* Instructions to follow:
Going through the records that follow, please count the lines with "password" in them and give only the count.
Supplied information: Begin
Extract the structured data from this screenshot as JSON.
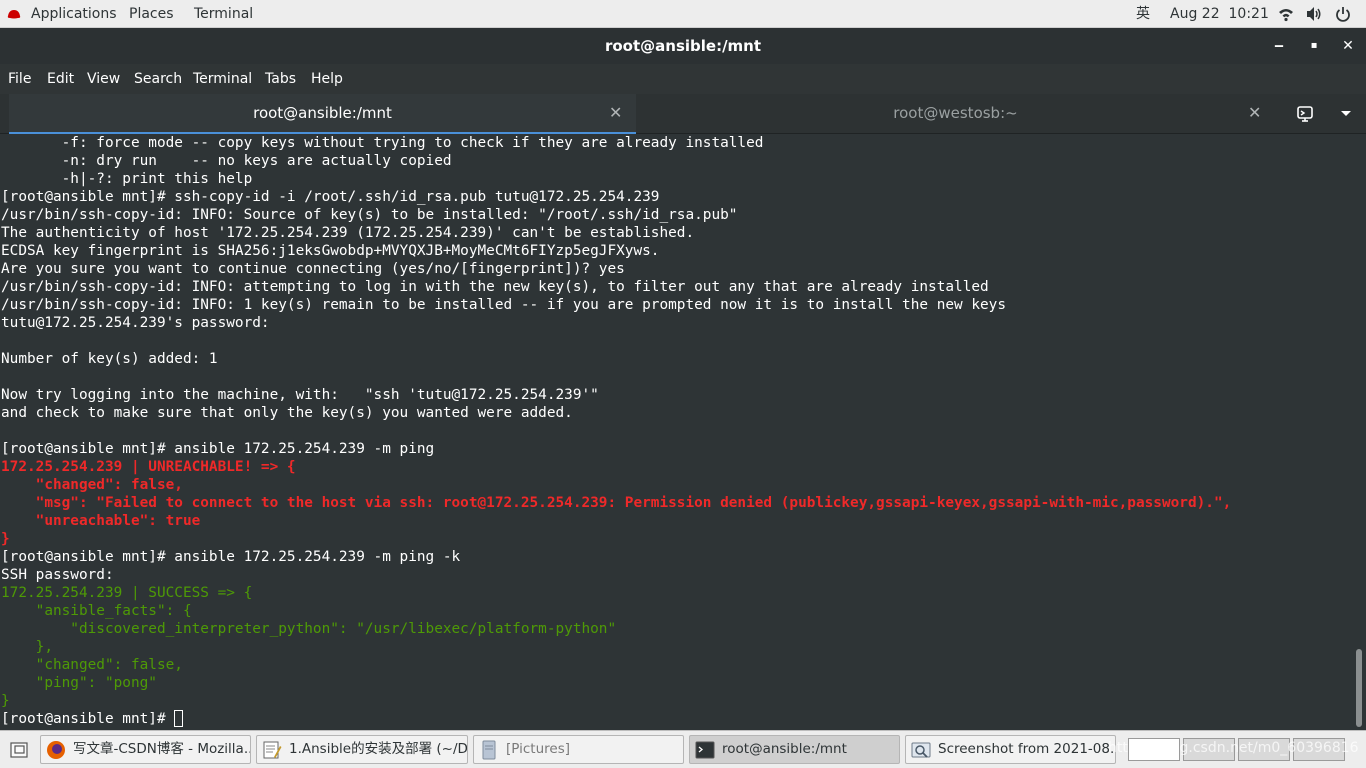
{
  "topbar": {
    "applications": "Applications",
    "places": "Places",
    "terminal": "Terminal",
    "input_method": "英",
    "clock": "Aug 22  10:21",
    "icons": [
      "wifi-icon",
      "volume-icon",
      "power-icon"
    ]
  },
  "window": {
    "title": "root@ansible:/mnt",
    "controls": {
      "minimize": "‒",
      "maximize": "▪",
      "close": "✕"
    }
  },
  "menubar": [
    "File",
    "Edit",
    "View",
    "Search",
    "Terminal",
    "Tabs",
    "Help"
  ],
  "tabs": [
    {
      "label": "root@ansible:/mnt",
      "active": true
    },
    {
      "label": "root@westosb:~",
      "active": false
    }
  ],
  "terminal": {
    "lines": [
      {
        "t": "       -f: force mode -- copy keys without trying to check if they are already installed",
        "c": "w"
      },
      {
        "t": "       -n: dry run    -- no keys are actually copied",
        "c": "w"
      },
      {
        "t": "       -h|-?: print this help",
        "c": "w"
      },
      {
        "t": "[root@ansible mnt]# ssh-copy-id -i /root/.ssh/id_rsa.pub tutu@172.25.254.239",
        "c": "w"
      },
      {
        "t": "/usr/bin/ssh-copy-id: INFO: Source of key(s) to be installed: \"/root/.ssh/id_rsa.pub\"",
        "c": "w"
      },
      {
        "t": "The authenticity of host '172.25.254.239 (172.25.254.239)' can't be established.",
        "c": "w"
      },
      {
        "t": "ECDSA key fingerprint is SHA256:j1eksGwobdp+MVYQXJB+MoyMeCMt6FIYzp5egJFXyws.",
        "c": "w"
      },
      {
        "t": "Are you sure you want to continue connecting (yes/no/[fingerprint])? yes",
        "c": "w"
      },
      {
        "t": "/usr/bin/ssh-copy-id: INFO: attempting to log in with the new key(s), to filter out any that are already installed",
        "c": "w"
      },
      {
        "t": "/usr/bin/ssh-copy-id: INFO: 1 key(s) remain to be installed -- if you are prompted now it is to install the new keys",
        "c": "w"
      },
      {
        "t": "tutu@172.25.254.239's password: ",
        "c": "w"
      },
      {
        "t": "",
        "c": "w"
      },
      {
        "t": "Number of key(s) added: 1",
        "c": "w"
      },
      {
        "t": "",
        "c": "w"
      },
      {
        "t": "Now try logging into the machine, with:   \"ssh 'tutu@172.25.254.239'\"",
        "c": "w"
      },
      {
        "t": "and check to make sure that only the key(s) you wanted were added.",
        "c": "w"
      },
      {
        "t": "",
        "c": "w"
      },
      {
        "t": "[root@ansible mnt]# ansible 172.25.254.239 -m ping",
        "c": "w"
      },
      {
        "t": "172.25.254.239 | UNREACHABLE! => {",
        "c": "r"
      },
      {
        "t": "    \"changed\": false,",
        "c": "r"
      },
      {
        "t": "    \"msg\": \"Failed to connect to the host via ssh: root@172.25.254.239: Permission denied (publickey,gssapi-keyex,gssapi-with-mic,password).\",",
        "c": "r"
      },
      {
        "t": "    \"unreachable\": true",
        "c": "r"
      },
      {
        "t": "}",
        "c": "r"
      },
      {
        "t": "[root@ansible mnt]# ansible 172.25.254.239 -m ping -k",
        "c": "w"
      },
      {
        "t": "SSH password: ",
        "c": "w"
      },
      {
        "t": "172.25.254.239 | SUCCESS => {",
        "c": "g"
      },
      {
        "t": "    \"ansible_facts\": {",
        "c": "g"
      },
      {
        "t": "        \"discovered_interpreter_python\": \"/usr/libexec/platform-python\"",
        "c": "g"
      },
      {
        "t": "    },",
        "c": "g"
      },
      {
        "t": "    \"changed\": false,",
        "c": "g"
      },
      {
        "t": "    \"ping\": \"pong\"",
        "c": "g"
      },
      {
        "t": "}",
        "c": "g"
      }
    ],
    "prompt": "[root@ansible mnt]# "
  },
  "taskbar": {
    "items": [
      {
        "label": "写文章-CSDN博客 - Mozilla...",
        "icon": "firefox-icon",
        "active": false
      },
      {
        "label": "1.Ansible的安装及部署 (~/D...",
        "icon": "text-editor-icon",
        "active": false
      },
      {
        "label": "[Pictures]",
        "icon": "file-manager-icon",
        "active": false
      },
      {
        "label": "root@ansible:/mnt",
        "icon": "terminal-icon",
        "active": true
      },
      {
        "label": "Screenshot from 2021-08...",
        "icon": "image-viewer-icon",
        "active": false
      }
    ],
    "watermark": "https://blog.csdn.net/m0_60396816"
  },
  "colors": {
    "terminal_bg": "#2e3436",
    "error": "#ef2929",
    "success": "#4e9a06",
    "tab_accent": "#4a90d9"
  }
}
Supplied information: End
* Solution to the exercise:
3